Bankruptcy is a court supervised proceeding which is intended to give debtors a break from creditors’ collection activities while the court tries to determine if there is any way possible to try and get some money to creditors in exchange for debts being discharged (“going away”).
You see, the goal under any chapter of bankruptcy (at least as far as Congress is concerned) is to try and generate funds to give to the creditors and in exchange for that attempt the debtor’s debts will be discharged [except for several exceptions including but not limited to certain taxes, student loans, domestic support obligations, criminal fines and restitution, and personal injury automobile accidents involving drugs or alcohol].
In most cases, creditors do not get anything at all, and that is really why you would need legal advice to help make such a determination. The two chapters of the bankruptcy code that deal with consumer debts are Chapters 7 and 13. The biggest difference between a Chapter 7 and a Chapter 13 is how the court looks for money to give to creditors.

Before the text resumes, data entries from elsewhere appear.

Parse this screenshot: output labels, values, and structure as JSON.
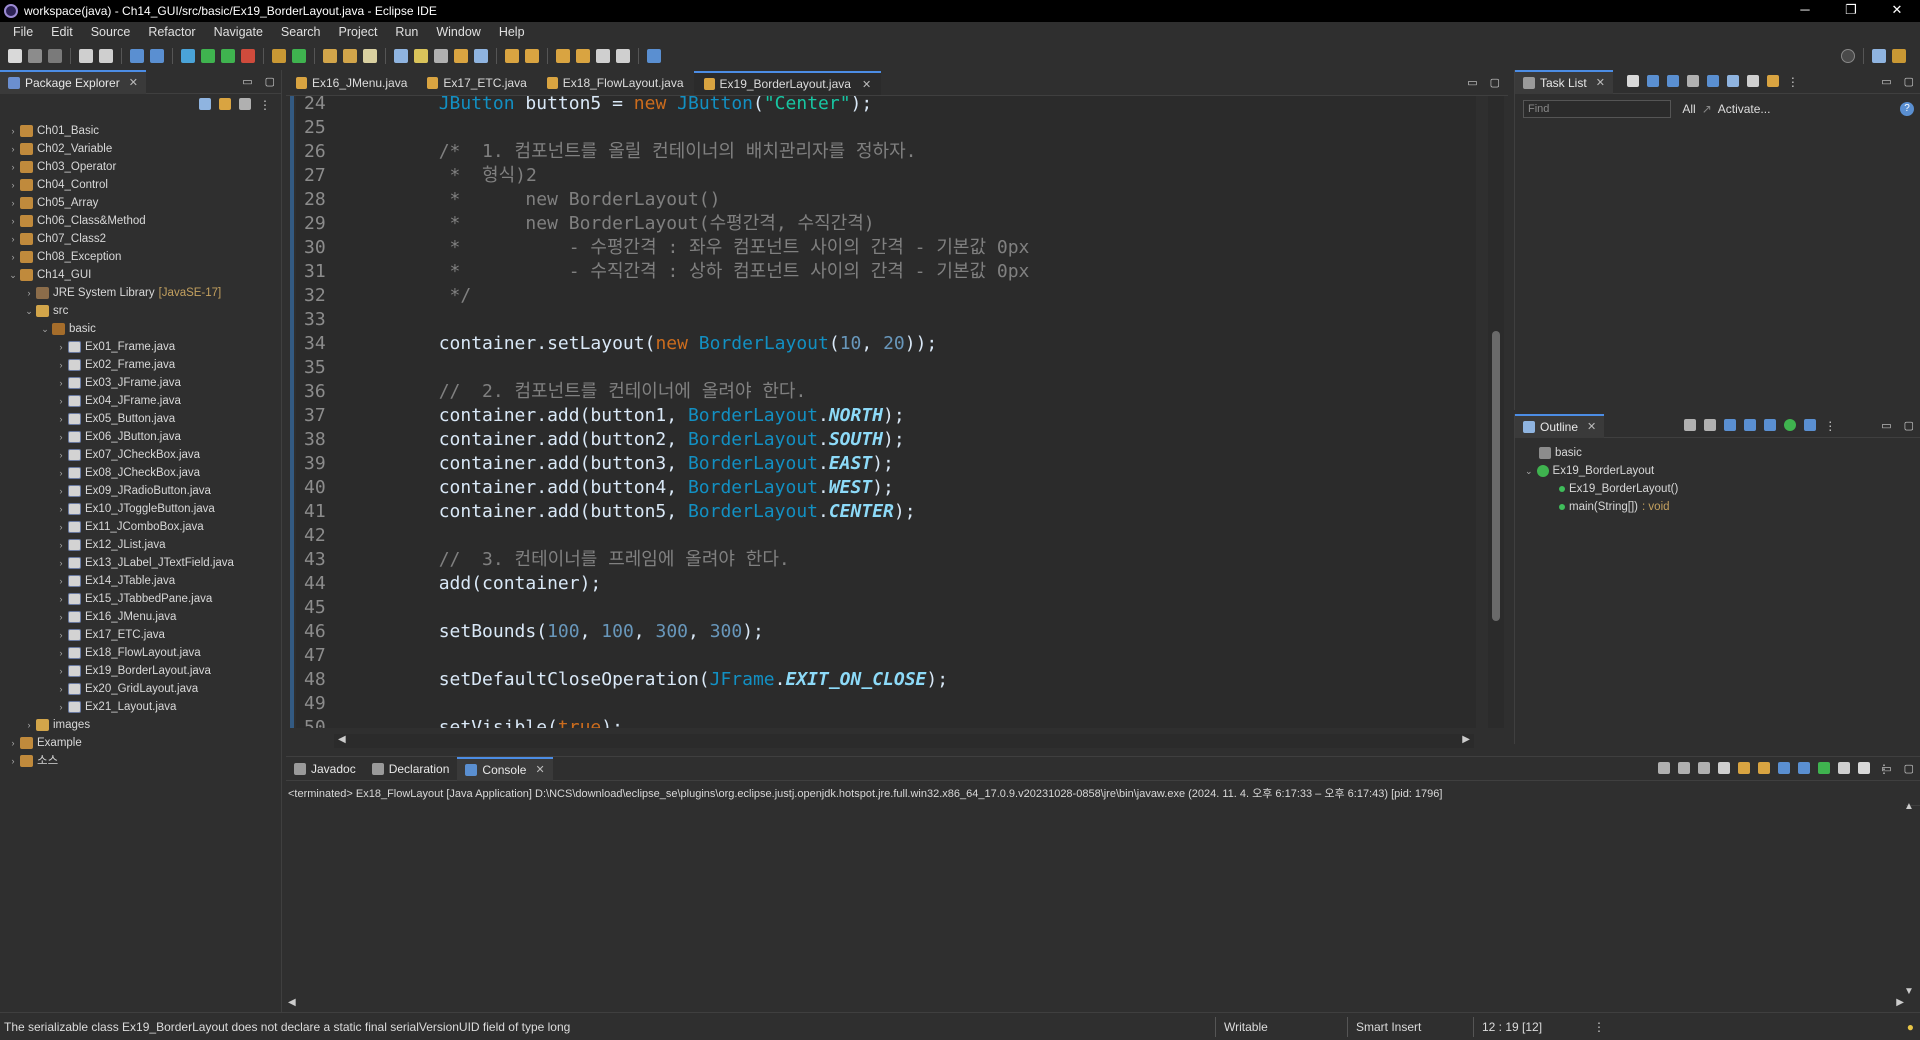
{
  "window": {
    "title": "workspace(java) - Ch14_GUI/src/basic/Ex19_BorderLayout.java - Eclipse IDE",
    "min": "─",
    "max": "❐",
    "close": "✕"
  },
  "menu": [
    "File",
    "Edit",
    "Source",
    "Refactor",
    "Navigate",
    "Search",
    "Project",
    "Run",
    "Window",
    "Help"
  ],
  "package_explorer": {
    "tab": "Package Explorer",
    "items": [
      {
        "label": "Ch01_Basic",
        "indent": 0,
        "arrow": "›",
        "icon": "proj"
      },
      {
        "label": "Ch02_Variable",
        "indent": 0,
        "arrow": "›",
        "icon": "proj"
      },
      {
        "label": "Ch03_Operator",
        "indent": 0,
        "arrow": "›",
        "icon": "proj"
      },
      {
        "label": "Ch04_Control",
        "indent": 0,
        "arrow": "›",
        "icon": "proj"
      },
      {
        "label": "Ch05_Array",
        "indent": 0,
        "arrow": "›",
        "icon": "proj"
      },
      {
        "label": "Ch06_Class&Method",
        "indent": 0,
        "arrow": "›",
        "icon": "proj"
      },
      {
        "label": "Ch07_Class2",
        "indent": 0,
        "arrow": "›",
        "icon": "proj"
      },
      {
        "label": "Ch08_Exception",
        "indent": 0,
        "arrow": "›",
        "icon": "proj"
      },
      {
        "label": "Ch14_GUI",
        "indent": 0,
        "arrow": "⌄",
        "icon": "proj"
      },
      {
        "label": "JRE System Library",
        "decor": "[JavaSE-17]",
        "indent": 1,
        "arrow": "›",
        "icon": "lib"
      },
      {
        "label": "src",
        "indent": 1,
        "arrow": "⌄",
        "icon": "folder"
      },
      {
        "label": "basic",
        "indent": 2,
        "arrow": "⌄",
        "icon": "pkgi"
      },
      {
        "label": "Ex01_Frame.java",
        "indent": 3,
        "arrow": "›",
        "icon": "javaf"
      },
      {
        "label": "Ex02_Frame.java",
        "indent": 3,
        "arrow": "›",
        "icon": "javaf"
      },
      {
        "label": "Ex03_JFrame.java",
        "indent": 3,
        "arrow": "›",
        "icon": "javaf"
      },
      {
        "label": "Ex04_JFrame.java",
        "indent": 3,
        "arrow": "›",
        "icon": "javaf"
      },
      {
        "label": "Ex05_Button.java",
        "indent": 3,
        "arrow": "›",
        "icon": "javaf"
      },
      {
        "label": "Ex06_JButton.java",
        "indent": 3,
        "arrow": "›",
        "icon": "javaf"
      },
      {
        "label": "Ex07_JCheckBox.java",
        "indent": 3,
        "arrow": "›",
        "icon": "javaf"
      },
      {
        "label": "Ex08_JCheckBox.java",
        "indent": 3,
        "arrow": "›",
        "icon": "javaf"
      },
      {
        "label": "Ex09_JRadioButton.java",
        "indent": 3,
        "arrow": "›",
        "icon": "javaf"
      },
      {
        "label": "Ex10_JToggleButton.java",
        "indent": 3,
        "arrow": "›",
        "icon": "javaf"
      },
      {
        "label": "Ex11_JComboBox.java",
        "indent": 3,
        "arrow": "›",
        "icon": "javaf"
      },
      {
        "label": "Ex12_JList.java",
        "indent": 3,
        "arrow": "›",
        "icon": "javaf"
      },
      {
        "label": "Ex13_JLabel_JTextField.java",
        "indent": 3,
        "arrow": "›",
        "icon": "javaf"
      },
      {
        "label": "Ex14_JTable.java",
        "indent": 3,
        "arrow": "›",
        "icon": "javaf"
      },
      {
        "label": "Ex15_JTabbedPane.java",
        "indent": 3,
        "arrow": "›",
        "icon": "javaf"
      },
      {
        "label": "Ex16_JMenu.java",
        "indent": 3,
        "arrow": "›",
        "icon": "javaf"
      },
      {
        "label": "Ex17_ETC.java",
        "indent": 3,
        "arrow": "›",
        "icon": "javaf"
      },
      {
        "label": "Ex18_FlowLayout.java",
        "indent": 3,
        "arrow": "›",
        "icon": "javaf"
      },
      {
        "label": "Ex19_BorderLayout.java",
        "indent": 3,
        "arrow": "›",
        "icon": "javaf"
      },
      {
        "label": "Ex20_GridLayout.java",
        "indent": 3,
        "arrow": "›",
        "icon": "javaf"
      },
      {
        "label": "Ex21_Layout.java",
        "indent": 3,
        "arrow": "›",
        "icon": "javaf"
      },
      {
        "label": "images",
        "indent": 1,
        "arrow": "›",
        "icon": "folder"
      },
      {
        "label": "Example",
        "indent": 0,
        "arrow": "›",
        "icon": "proj"
      },
      {
        "label": "소스",
        "indent": 0,
        "arrow": "›",
        "icon": "proj"
      }
    ]
  },
  "editor": {
    "tabs": [
      "Ex16_JMenu.java",
      "Ex17_ETC.java",
      "Ex18_FlowLayout.java",
      "Ex19_BorderLayout.java"
    ],
    "active_tab": 3,
    "lines": [
      {
        "n": "24",
        "parts": [
          [
            "src",
            "        "
          ],
          [
            "cls",
            "JButton"
          ],
          [
            "src",
            " button5 = "
          ],
          [
            "kw",
            "new"
          ],
          [
            "src",
            " "
          ],
          [
            "cls",
            "JButton"
          ],
          [
            "src",
            "("
          ],
          [
            "str",
            "\"Center\""
          ],
          [
            "src",
            ");"
          ]
        ]
      },
      {
        "n": "25",
        "parts": []
      },
      {
        "n": "26",
        "parts": [
          [
            "cm",
            "        /*  1. 컴포넌트를 올릴 컨테이너의 배치관리자를 정하자."
          ]
        ]
      },
      {
        "n": "27",
        "parts": [
          [
            "cm",
            "         *  형식)2"
          ]
        ]
      },
      {
        "n": "28",
        "parts": [
          [
            "cm",
            "         *      new BorderLayout()"
          ]
        ]
      },
      {
        "n": "29",
        "parts": [
          [
            "cm",
            "         *      new BorderLayout(수평간격, 수직간격)"
          ]
        ]
      },
      {
        "n": "30",
        "parts": [
          [
            "cm",
            "         *          - 수평간격 : 좌우 컴포넌트 사이의 간격 - 기본값 0px"
          ]
        ]
      },
      {
        "n": "31",
        "parts": [
          [
            "cm",
            "         *          - 수직간격 : 상하 컴포넌트 사이의 간격 - 기본값 0px"
          ]
        ]
      },
      {
        "n": "32",
        "parts": [
          [
            "cm",
            "         */"
          ]
        ]
      },
      {
        "n": "33",
        "parts": []
      },
      {
        "n": "34",
        "parts": [
          [
            "src",
            "        container.setLayout("
          ],
          [
            "kw",
            "new"
          ],
          [
            "src",
            " "
          ],
          [
            "cls",
            "BorderLayout"
          ],
          [
            "src",
            "("
          ],
          [
            "num",
            "10"
          ],
          [
            "src",
            ", "
          ],
          [
            "num",
            "20"
          ],
          [
            "src",
            "));"
          ]
        ]
      },
      {
        "n": "35",
        "parts": []
      },
      {
        "n": "36",
        "parts": [
          [
            "cm",
            "        //  2. 컴포넌트를 컨테이너에 올려야 한다."
          ]
        ]
      },
      {
        "n": "37",
        "parts": [
          [
            "src",
            "        container.add(button1, "
          ],
          [
            "cls",
            "BorderLayout"
          ],
          [
            "src",
            "."
          ],
          [
            "sf",
            "NORTH"
          ],
          [
            "src",
            ");"
          ]
        ]
      },
      {
        "n": "38",
        "parts": [
          [
            "src",
            "        container.add(button2, "
          ],
          [
            "cls",
            "BorderLayout"
          ],
          [
            "src",
            "."
          ],
          [
            "sf",
            "SOUTH"
          ],
          [
            "src",
            ");"
          ]
        ]
      },
      {
        "n": "39",
        "parts": [
          [
            "src",
            "        container.add(button3, "
          ],
          [
            "cls",
            "BorderLayout"
          ],
          [
            "src",
            "."
          ],
          [
            "sf",
            "EAST"
          ],
          [
            "src",
            ");"
          ]
        ]
      },
      {
        "n": "40",
        "parts": [
          [
            "src",
            "        container.add(button4, "
          ],
          [
            "cls",
            "BorderLayout"
          ],
          [
            "src",
            "."
          ],
          [
            "sf",
            "WEST"
          ],
          [
            "src",
            ");"
          ]
        ]
      },
      {
        "n": "41",
        "parts": [
          [
            "src",
            "        container.add(button5, "
          ],
          [
            "cls",
            "BorderLayout"
          ],
          [
            "src",
            "."
          ],
          [
            "sf",
            "CENTER"
          ],
          [
            "src",
            ");"
          ]
        ]
      },
      {
        "n": "42",
        "parts": []
      },
      {
        "n": "43",
        "parts": [
          [
            "cm",
            "        //  3. 컨테이너를 프레임에 올려야 한다."
          ]
        ]
      },
      {
        "n": "44",
        "parts": [
          [
            "src",
            "        add(container);"
          ]
        ]
      },
      {
        "n": "45",
        "parts": []
      },
      {
        "n": "46",
        "parts": [
          [
            "src",
            "        setBounds("
          ],
          [
            "num",
            "100"
          ],
          [
            "src",
            ", "
          ],
          [
            "num",
            "100"
          ],
          [
            "src",
            ", "
          ],
          [
            "num",
            "300"
          ],
          [
            "src",
            ", "
          ],
          [
            "num",
            "300"
          ],
          [
            "src",
            ");"
          ]
        ]
      },
      {
        "n": "47",
        "parts": []
      },
      {
        "n": "48",
        "parts": [
          [
            "src",
            "        setDefaultCloseOperation("
          ],
          [
            "cls",
            "JFrame"
          ],
          [
            "src",
            "."
          ],
          [
            "sf",
            "EXIT_ON_CLOSE"
          ],
          [
            "src",
            ");"
          ]
        ]
      },
      {
        "n": "49",
        "parts": []
      },
      {
        "n": "50",
        "parts": [
          [
            "src",
            "        setVisible("
          ],
          [
            "kw",
            "true"
          ],
          [
            "src",
            ");"
          ]
        ]
      }
    ]
  },
  "task_list": {
    "tab": "Task List",
    "find_placeholder": "Find",
    "all": "All",
    "activate": "Activate..."
  },
  "outline": {
    "tab": "Outline",
    "package": "basic",
    "class": "Ex19_BorderLayout",
    "ctor": "Ex19_BorderLayout()",
    "method": "main(String[])",
    "method_ret": ": void"
  },
  "bottom_panel": {
    "tabs": [
      "Javadoc",
      "Declaration",
      "Console"
    ],
    "active_tab": 2,
    "console_header": "<terminated> Ex18_FlowLayout [Java Application] D:\\NCS\\download\\eclipse_se\\plugins\\org.eclipse.justj.openjdk.hotspot.jre.full.win32.x86_64_17.0.9.v20231028-0858\\jre\\bin\\javaw.exe  (2024. 11. 4. 오후 6:17:33 – 오후 6:17:43) [pid: 1796]"
  },
  "status": {
    "message": "The serializable class Ex19_BorderLayout does not declare a static final serialVersionUID field of type long",
    "writable": "Writable",
    "insert": "Smart Insert",
    "position": "12 : 19 [12]"
  },
  "colors": {
    "accent": "#4c8de5",
    "keyword": "#cc6c1d",
    "string": "#17c6a3",
    "comment": "#808080",
    "class": "#1290c3",
    "static_field": "#8ddaf8",
    "number": "#6897bb"
  }
}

Chapter 7 Bankruptcy
A Chapter 7 can be thought of as a “liquidation” bankruptcy. The court will value the debtor’s property and determine whether property may be liquidated and funds given to the unsecured creditors. Each state allows debtors to keep property necessary for the “fresh start.” The property that may be kept (which is exempt from liquidation) is called an exemption.

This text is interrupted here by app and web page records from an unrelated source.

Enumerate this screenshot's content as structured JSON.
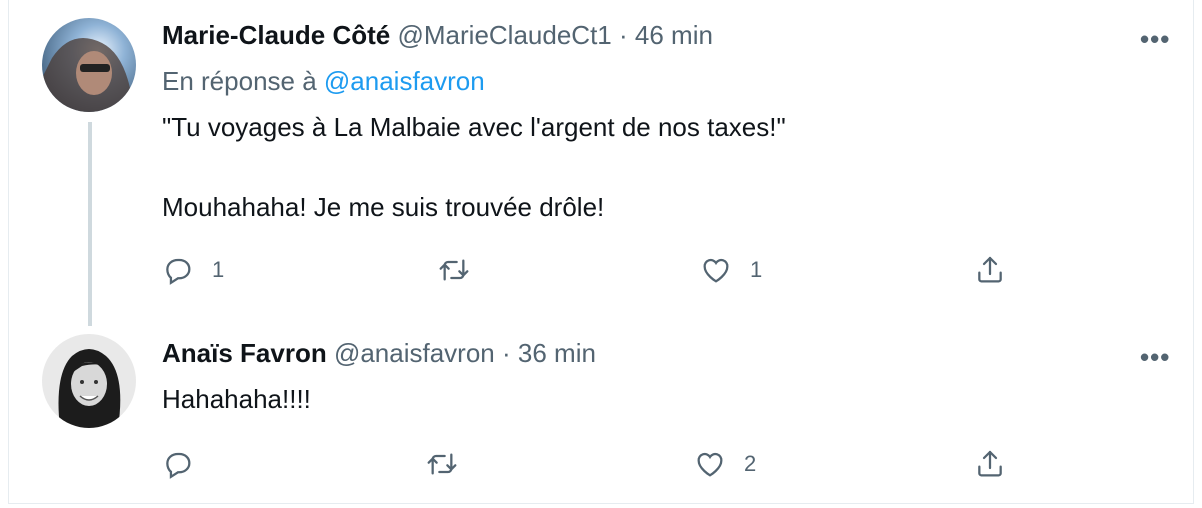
{
  "tweets": [
    {
      "name": "Marie-Claude Côté",
      "handle": "@MarieClaudeCt1",
      "time": "46 min",
      "reply_prefix": "En réponse à",
      "reply_mention": "@anaisfavron",
      "text_line1": "\"Tu voyages à La Malbaie avec l'argent de nos taxes!\"",
      "text_line2": "Mouhahaha! Je me suis trouvée drôle!",
      "replies": "1",
      "retweets": "",
      "likes": "1",
      "more": "•••"
    },
    {
      "name": "Anaïs Favron",
      "handle": "@anaisfavron",
      "time": "36 min",
      "text_line1": "Hahahaha!!!!",
      "replies": "",
      "retweets": "",
      "likes": "2",
      "more": "•••"
    }
  ],
  "separator": "·",
  "colors": {
    "accent": "#1d9bf0",
    "secondary_text": "#536471",
    "thread_line": "#cfd9de"
  }
}
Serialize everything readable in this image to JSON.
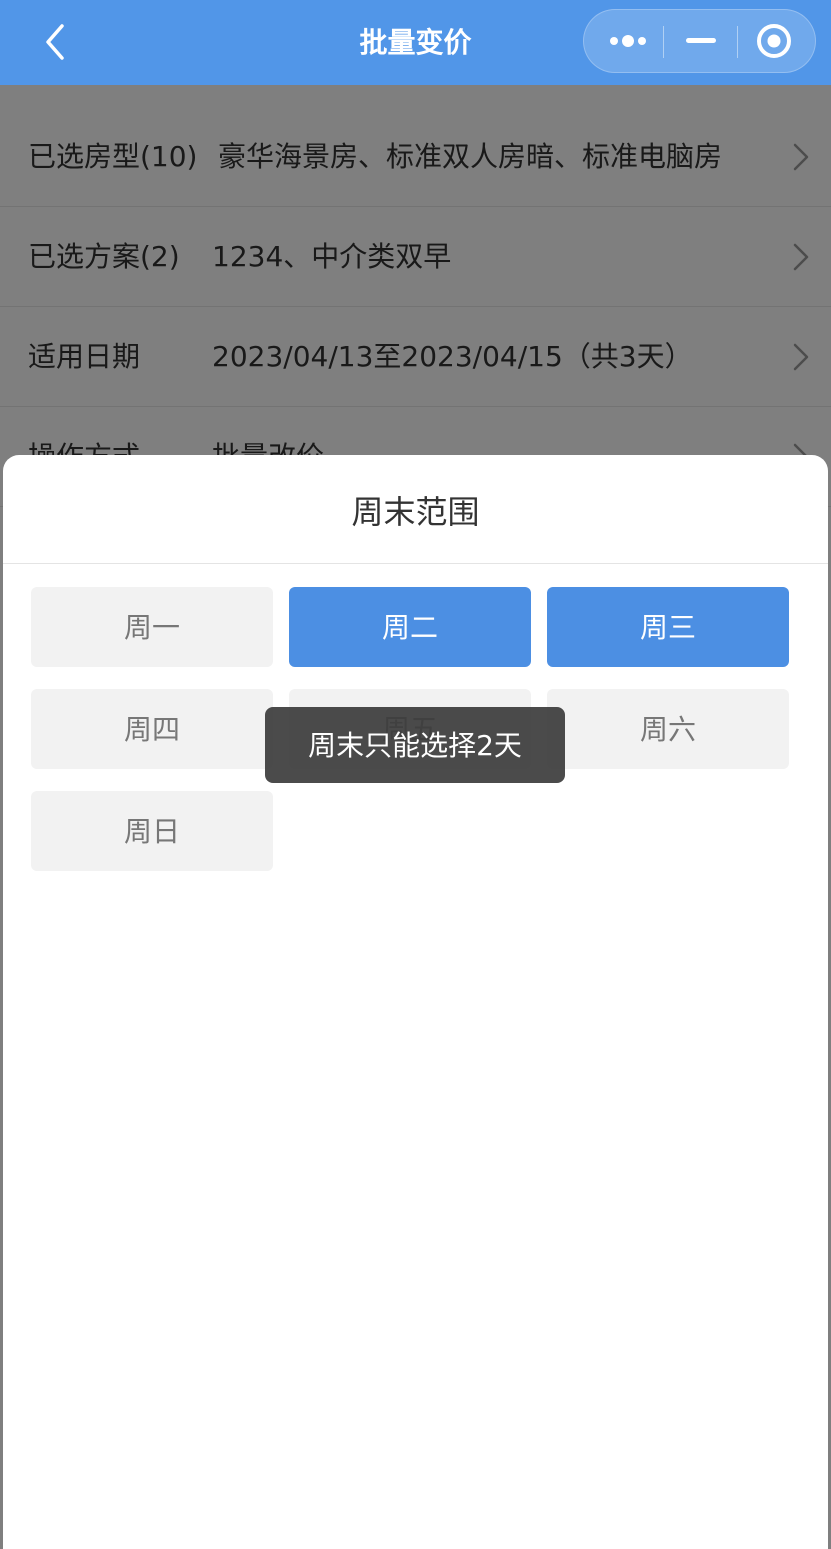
{
  "navbar": {
    "title": "批量变价",
    "back_icon": "chevron-left-icon",
    "capsule": {
      "more_icon": "more-dots-icon",
      "minimize_icon": "minimize-icon",
      "close_icon": "target-circle-icon"
    }
  },
  "form": {
    "rows": [
      {
        "label": "已选房型(10)",
        "value": "豪华海景房、标准双人房暗、标准电脑房"
      },
      {
        "label": "已选方案(2)",
        "value": "1234、中介类双早"
      },
      {
        "label": "适用日期",
        "value": "2023/04/13至2023/04/15（共3天）"
      },
      {
        "label": "操作方式",
        "value": "批量改价"
      }
    ]
  },
  "sheet": {
    "title": "周末范围",
    "days": [
      {
        "label": "周一",
        "selected": false
      },
      {
        "label": "周二",
        "selected": true
      },
      {
        "label": "周三",
        "selected": true
      },
      {
        "label": "周四",
        "selected": false
      },
      {
        "label": "周五",
        "selected": false
      },
      {
        "label": "周六",
        "selected": false
      },
      {
        "label": "周日",
        "selected": false
      }
    ]
  },
  "toast": {
    "text": "周末只能选择2天"
  },
  "colors": {
    "navbar_bg": "#5196e8",
    "selected_bg": "#4c8fe3",
    "unselected_bg": "#f2f2f2",
    "unselected_text": "#777777"
  }
}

In Indiana, the major exemptions are as follows:
- Retirement (in a qualified retirement account) is fully exempt;
- Real or personal property constituting the debtor’s primary residence is exempt up to $17,600.00 in equity ($35,200.00 for a married couple);
- Personal property valued up to $9,350.00 is exempt ($18,700.00 for a married couple); and
- Intangible assets up $350.00 are exempt ($700.00 for a married couple).
While the majority of cases are “no asset” cases (meaning there is nothing to give creditors), debtors must honestly and fairly list all assets and cooperate with the court in liquidation of assets in order to receive a Chapter 7 bankruptcy discharge.
The entire Chapter 7 bankruptcy takes approximately 120 days from start to finish and is a fairly simply way to obtain a fresh start.
Chapter 13 Bankruptcy
There are many reasons to file a Chapter 13, but only two reasons why a debtor would have to file Chapter 13. The first is that a debtor must file a Chapter 13 if the debtor has filed a Chapter 7 and received a discharge in the prior eight (8) years.
Secondly, a debtor must file a Chapter 13 id the debtor earns too much money and would have some “disposable income” available to pay to the court each month. In a Chapter 13 a debtor is basically saying, “I do not earn enough money to pay off all these debts, but I am working and making a good living, so I might be able to pay off some of the debt over a period of time.”
An attorney would be needed to determine whether you must be in a Chapter 13 and how much the court will require that you pay back to creditors.